He acknowledged that getting humans to agree that it was manmade had been far harder than anticipated, but added that nonetheless, the solution was simple: stop burning fossil fuels.  

Artificial intelligence, he noted, was already at the point where GPT4 was thousands of times more knowledgeable than a human being, in effect answering the question posed by his lecture title with a ‘yes’ – that digital intelligence may replace biological intelligence.

The advice he offered was to hugely increase the number of researchers looking to channel and guide the breakneck pace of AI development.

But his final warning was more emphatic still – ‘no one will turn it off.’

The 2024 Romanes lecture delivered by Geoffrey Hinton on Feb 19 2024, can be viewed in full HERE.

Geoffrey Hinton was one of the researchers who introduced the backpropagation algorithm and the first to use backpropagation for learning word embeddings. His other contributions to neural network research include Boltzmann machines, distributed representations, time-delay neural nets, mixtures of experts, variational learning and deep learning.
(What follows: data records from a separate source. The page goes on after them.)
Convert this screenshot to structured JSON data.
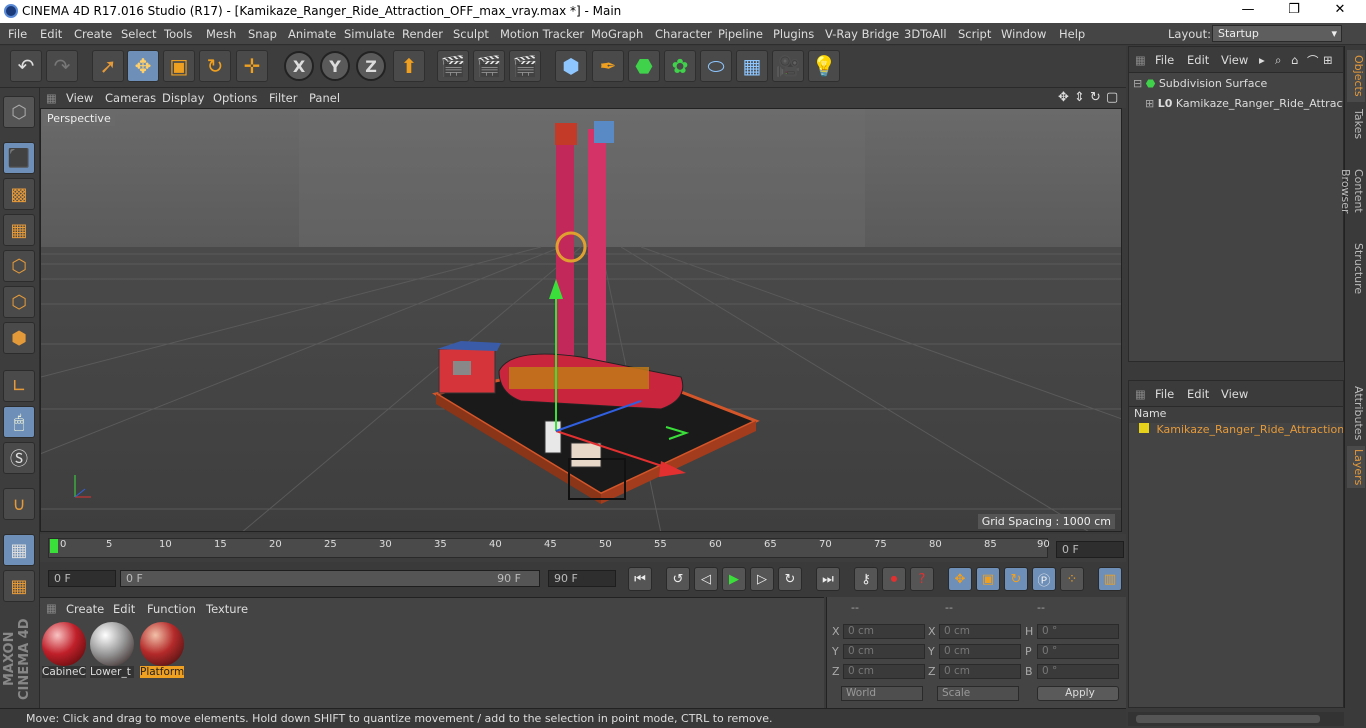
{
  "window": {
    "title": "CINEMA 4D R17.016 Studio (R17) - [Kamikaze_Ranger_Ride_Attraction_OFF_max_vray.max *] - Main",
    "min": "—",
    "max": "❐",
    "close": "✕"
  },
  "menu": [
    "File",
    "Edit",
    "Create",
    "Select",
    "Tools",
    "Mesh",
    "Snap",
    "Animate",
    "Simulate",
    "Render",
    "Sculpt",
    "Motion Tracker",
    "MoGraph",
    "Character",
    "Pipeline",
    "Plugins",
    "V-Ray Bridge",
    "3DToAll",
    "Script",
    "Window",
    "Help"
  ],
  "layout": {
    "label": "Layout:",
    "value": "Startup"
  },
  "viewport": {
    "menu": [
      "View",
      "Cameras",
      "Display",
      "Options",
      "Filter",
      "Panel"
    ],
    "label": "Perspective",
    "grid_spacing": "Grid Spacing : 1000 cm"
  },
  "timeline": {
    "ticks": [
      "0",
      "5",
      "10",
      "15",
      "20",
      "25",
      "30",
      "35",
      "40",
      "45",
      "50",
      "55",
      "60",
      "65",
      "70",
      "75",
      "80",
      "85",
      "90"
    ],
    "current": "0 F"
  },
  "playbar": {
    "start": "0 F",
    "slider_start": "0 F",
    "slider_end": "90 F",
    "end": "90 F"
  },
  "materials": {
    "menu": [
      "Create",
      "Edit",
      "Function",
      "Texture"
    ],
    "items": [
      {
        "label": "CabineC",
        "selected": false
      },
      {
        "label": "Lower_t",
        "selected": false
      },
      {
        "label": "Platform",
        "selected": true
      }
    ]
  },
  "coords": {
    "headers": [
      "--",
      "--",
      "--"
    ],
    "rows": [
      {
        "a": "X",
        "av": "0 cm",
        "b": "X",
        "bv": "0 cm",
        "c": "H",
        "cv": "0 °"
      },
      {
        "a": "Y",
        "av": "0 cm",
        "b": "Y",
        "bv": "0 cm",
        "c": "P",
        "cv": "0 °"
      },
      {
        "a": "Z",
        "av": "0 cm",
        "b": "Z",
        "bv": "0 cm",
        "c": "B",
        "cv": "0 °"
      }
    ],
    "world": "World",
    "scale": "Scale",
    "apply": "Apply"
  },
  "status": "Move: Click and drag to move elements. Hold down SHIFT to quantize movement / add to the selection in point mode, CTRL to remove.",
  "objects": {
    "menu": [
      "File",
      "Edit",
      "View"
    ],
    "items": [
      "Subdivision Surface",
      "Kamikaze_Ranger_Ride_Attractio"
    ]
  },
  "layers": {
    "menu": [
      "File",
      "Edit",
      "View"
    ],
    "column": "Name",
    "items": [
      "Kamikaze_Ranger_Ride_Attraction"
    ]
  },
  "sidetabs": [
    "Objects",
    "Takes",
    "Content Browser",
    "Structure",
    "Attributes",
    "Layers"
  ],
  "brand": "MAXON CINEMA 4D",
  "colors": {
    "accent": "#e59a3a",
    "selection": "#6e8fb8",
    "layer": "#e6d21a"
  }
}
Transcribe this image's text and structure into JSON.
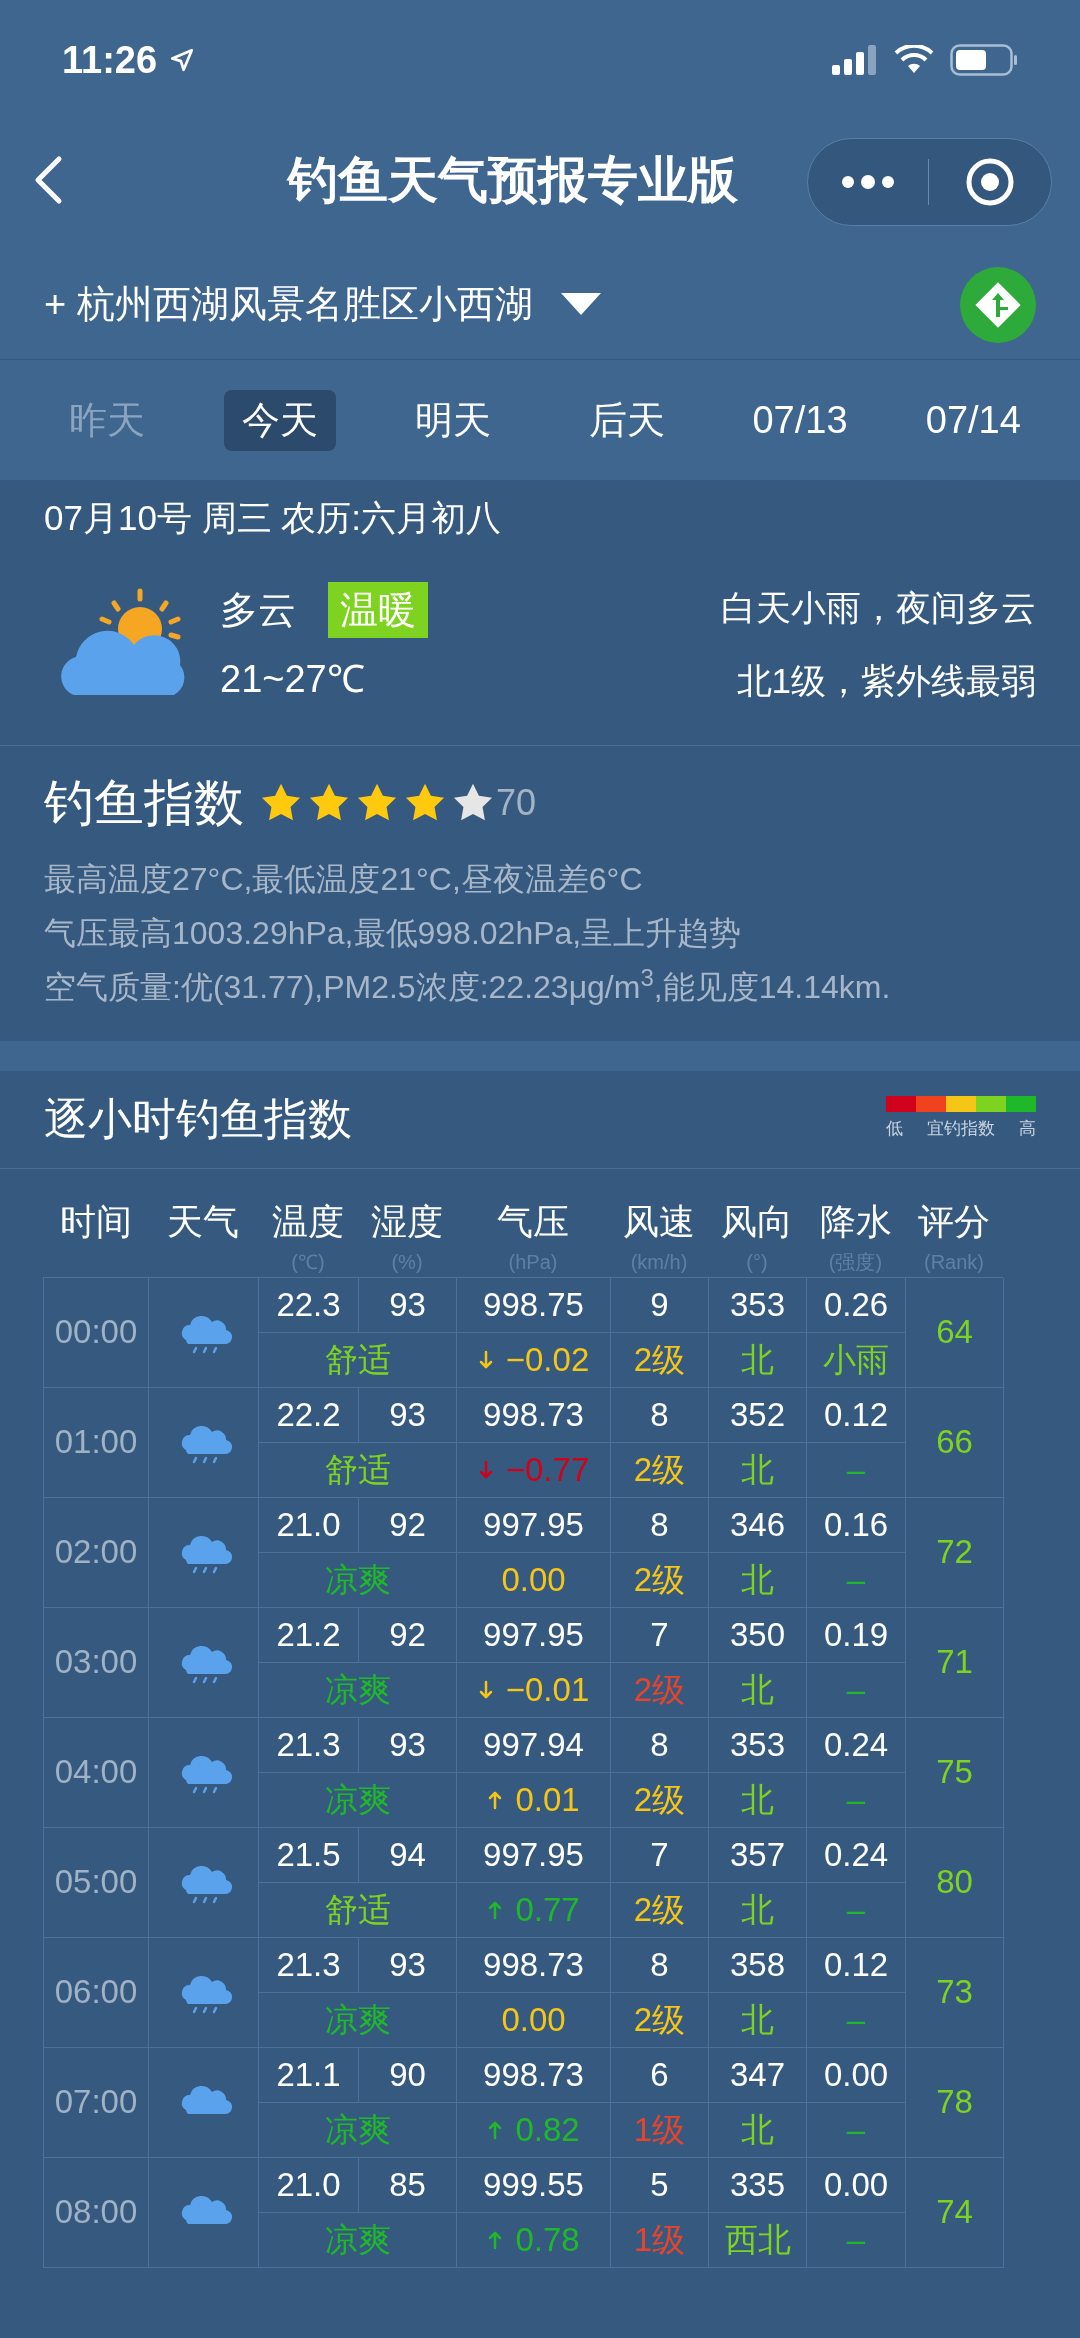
{
  "status_bar": {
    "time": "11:26"
  },
  "nav": {
    "title": "钓鱼天气预报专业版"
  },
  "location": {
    "prefix": "+",
    "name": "杭州西湖风景名胜区小西湖"
  },
  "day_tabs": [
    {
      "label": "昨天",
      "selected": false,
      "disabled": true
    },
    {
      "label": "今天",
      "selected": true,
      "disabled": false
    },
    {
      "label": "明天",
      "selected": false,
      "disabled": false
    },
    {
      "label": "后天",
      "selected": false,
      "disabled": false
    },
    {
      "label": "07/13",
      "selected": false,
      "disabled": false
    },
    {
      "label": "07/14",
      "selected": false,
      "disabled": false
    }
  ],
  "today": {
    "date": "07月10号 周三 农历:六月初八",
    "condition": "多云",
    "feel_tag": "温暖",
    "temp_range": "21~27℃",
    "summary": "白天小雨，夜间多云",
    "wind_uv": "北1级，紫外线最弱"
  },
  "fishing_index": {
    "title": "钓鱼指数",
    "stars": 4,
    "score": "70",
    "details": [
      "最高温度27°C,最低温度21°C,昼夜温差6°C",
      "气压最高1003.29hPa,最低998.02hPa,呈上升趋势",
      "空气质量:优(31.77),PM2.5浓度:22.23μg/m$^{3}$,能见度14.14km."
    ]
  },
  "hourly": {
    "title": "逐小时钓鱼指数",
    "legend": {
      "swatches": [
        {
          "color": "#d0021b"
        },
        {
          "color": "#f0421e"
        },
        {
          "color": "#f5c518"
        },
        {
          "color": "#7ed321"
        },
        {
          "color": "#1fb82a"
        }
      ],
      "low": "低",
      "middle": "宜钓指数",
      "high": "高"
    },
    "columns": [
      {
        "label": "时间"
      },
      {
        "label": "天气"
      },
      {
        "label": "温度",
        "unit": "(℃)"
      },
      {
        "label": "湿度",
        "unit": "(%)"
      },
      {
        "label": "气压",
        "unit": "(hPa)"
      },
      {
        "label": "风速",
        "unit": "(km/h)"
      },
      {
        "label": "风向",
        "unit": "(°)"
      },
      {
        "label": "降水",
        "unit": "(强度)"
      },
      {
        "label": "评分",
        "unit": "(Rank)"
      }
    ],
    "rows": [
      {
        "time": "00:00",
        "weather": {
          "kind": "rain"
        },
        "temp": "22.3",
        "humidity": "93",
        "pressure": "998.75",
        "wind_speed": "9",
        "wind_dir": "353",
        "rain": "0.26",
        "comfort": {
          "text": "舒适",
          "color": "#7ed321"
        },
        "pressure_change": {
          "kind": "down",
          "text": "−0.02",
          "color": "#f5c518"
        },
        "wind_level": {
          "text": "2级",
          "color": "#f5c518"
        },
        "dir_text": {
          "text": "北",
          "color": "#7ed321"
        },
        "rain_text": {
          "text": "小雨",
          "color": "#7ed321"
        },
        "score": "64"
      },
      {
        "time": "01:00",
        "weather": {
          "kind": "rain"
        },
        "temp": "22.2",
        "humidity": "93",
        "pressure": "998.73",
        "wind_speed": "8",
        "wind_dir": "352",
        "rain": "0.12",
        "comfort": {
          "text": "舒适",
          "color": "#7ed321"
        },
        "pressure_change": {
          "kind": "down",
          "text": "−0.77",
          "color": "#d0021b"
        },
        "wind_level": {
          "text": "2级",
          "color": "#f5c518"
        },
        "dir_text": {
          "text": "北",
          "color": "#7ed321"
        },
        "rain_text": {
          "text": "–",
          "color": "#1fb82a"
        },
        "score": "66"
      },
      {
        "time": "02:00",
        "weather": {
          "kind": "rain"
        },
        "temp": "21.0",
        "humidity": "92",
        "pressure": "997.95",
        "wind_speed": "8",
        "wind_dir": "346",
        "rain": "0.16",
        "comfort": {
          "text": "凉爽",
          "color": "#1fb82a"
        },
        "pressure_change": {
          "kind": "none",
          "text": "0.00",
          "color": "#f5c518"
        },
        "wind_level": {
          "text": "2级",
          "color": "#f5c518"
        },
        "dir_text": {
          "text": "北",
          "color": "#7ed321"
        },
        "rain_text": {
          "text": "–",
          "color": "#1fb82a"
        },
        "score": "72"
      },
      {
        "time": "03:00",
        "weather": {
          "kind": "rain"
        },
        "temp": "21.2",
        "humidity": "92",
        "pressure": "997.95",
        "wind_speed": "7",
        "wind_dir": "350",
        "rain": "0.19",
        "comfort": {
          "text": "凉爽",
          "color": "#1fb82a"
        },
        "pressure_change": {
          "kind": "down",
          "text": "−0.01",
          "color": "#f5c518"
        },
        "wind_level": {
          "text": "2级",
          "color": "#e8442b"
        },
        "dir_text": {
          "text": "北",
          "color": "#7ed321"
        },
        "rain_text": {
          "text": "–",
          "color": "#1fb82a"
        },
        "score": "71"
      },
      {
        "time": "04:00",
        "weather": {
          "kind": "rain"
        },
        "temp": "21.3",
        "humidity": "93",
        "pressure": "997.94",
        "wind_speed": "8",
        "wind_dir": "353",
        "rain": "0.24",
        "comfort": {
          "text": "凉爽",
          "color": "#1fb82a"
        },
        "pressure_change": {
          "kind": "up",
          "text": "0.01",
          "color": "#f5c518"
        },
        "wind_level": {
          "text": "2级",
          "color": "#f5c518"
        },
        "dir_text": {
          "text": "北",
          "color": "#7ed321"
        },
        "rain_text": {
          "text": "–",
          "color": "#1fb82a"
        },
        "score": "75"
      },
      {
        "time": "05:00",
        "weather": {
          "kind": "rain"
        },
        "temp": "21.5",
        "humidity": "94",
        "pressure": "997.95",
        "wind_speed": "7",
        "wind_dir": "357",
        "rain": "0.24",
        "comfort": {
          "text": "舒适",
          "color": "#7ed321"
        },
        "pressure_change": {
          "kind": "up",
          "text": "0.77",
          "color": "#1fb82a"
        },
        "wind_level": {
          "text": "2级",
          "color": "#f5c518"
        },
        "dir_text": {
          "text": "北",
          "color": "#7ed321"
        },
        "rain_text": {
          "text": "–",
          "color": "#1fb82a"
        },
        "score": "80"
      },
      {
        "time": "06:00",
        "weather": {
          "kind": "rain"
        },
        "temp": "21.3",
        "humidity": "93",
        "pressure": "998.73",
        "wind_speed": "8",
        "wind_dir": "358",
        "rain": "0.12",
        "comfort": {
          "text": "凉爽",
          "color": "#1fb82a"
        },
        "pressure_change": {
          "kind": "none",
          "text": "0.00",
          "color": "#f5c518"
        },
        "wind_level": {
          "text": "2级",
          "color": "#f5c518"
        },
        "dir_text": {
          "text": "北",
          "color": "#7ed321"
        },
        "rain_text": {
          "text": "–",
          "color": "#1fb82a"
        },
        "score": "73"
      },
      {
        "time": "07:00",
        "weather": {
          "kind": "cloud"
        },
        "temp": "21.1",
        "humidity": "90",
        "pressure": "998.73",
        "wind_speed": "6",
        "wind_dir": "347",
        "rain": "0.00",
        "comfort": {
          "text": "凉爽",
          "color": "#1fb82a"
        },
        "pressure_change": {
          "kind": "up",
          "text": "0.82",
          "color": "#1fb82a"
        },
        "wind_level": {
          "text": "1级",
          "color": "#e8442b"
        },
        "dir_text": {
          "text": "北",
          "color": "#7ed321"
        },
        "rain_text": {
          "text": "–",
          "color": "#1fb82a"
        },
        "score": "78"
      },
      {
        "time": "08:00",
        "weather": {
          "kind": "cloud"
        },
        "temp": "21.0",
        "humidity": "85",
        "pressure": "999.55",
        "wind_speed": "5",
        "wind_dir": "335",
        "rain": "0.00",
        "comfort": {
          "text": "凉爽",
          "color": "#1fb82a"
        },
        "pressure_change": {
          "kind": "up",
          "text": "0.78",
          "color": "#1fb82a"
        },
        "wind_level": {
          "text": "1级",
          "color": "#e8442b"
        },
        "dir_text": {
          "text": "西北",
          "color": "#7ed321"
        },
        "rain_text": {
          "text": "–",
          "color": "#1fb82a"
        },
        "score": "74"
      }
    ]
  }
}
His research group in Toronto made major breakthroughs in deep learning that revolutionized speech recognition and object classification.

Geoffrey Hinton is a fellow of the UK Royal Society and a foreign member of the US National Academy of Engineering, the US National Academy of Science and the American Academy of Arts and Sciences. His awards include the David E. Rumelhart prize, the IJCAI award for research excellence, the Killam prize for Engineering, the IEEE Frank Rosenblatt medal, the NSERC Herzberg Gold Medal, the IEEE James Clerk Maxwell Gold medal, the NEC C&C award, the BBVA award, the Honda Prize the Princess of Asturias Award and the Turing Award.

Professor Sadiah Qureshi (University of Manchester) Tracing the Legacies of Empires of Extinction (Joint seminar with the Bodleian Libraries, We Are Our History Conversations)

Professor Sadiah Qureshi is an historian of racism, science and empire. She has recently joined the University of Manchester as Chair in Modern British History. Her first book, Peoples on Parade (2011), explored the importance of displayed peoples for the emergence of anthropology. She is currently writing her next book, provisionally entitled Vanished: Episodes in the History of Extinction, for Allen Lane, supported by a British Academy Mid-Career Fellowship. In 2023, she was a Visiting Fellow at the Bodleian Library.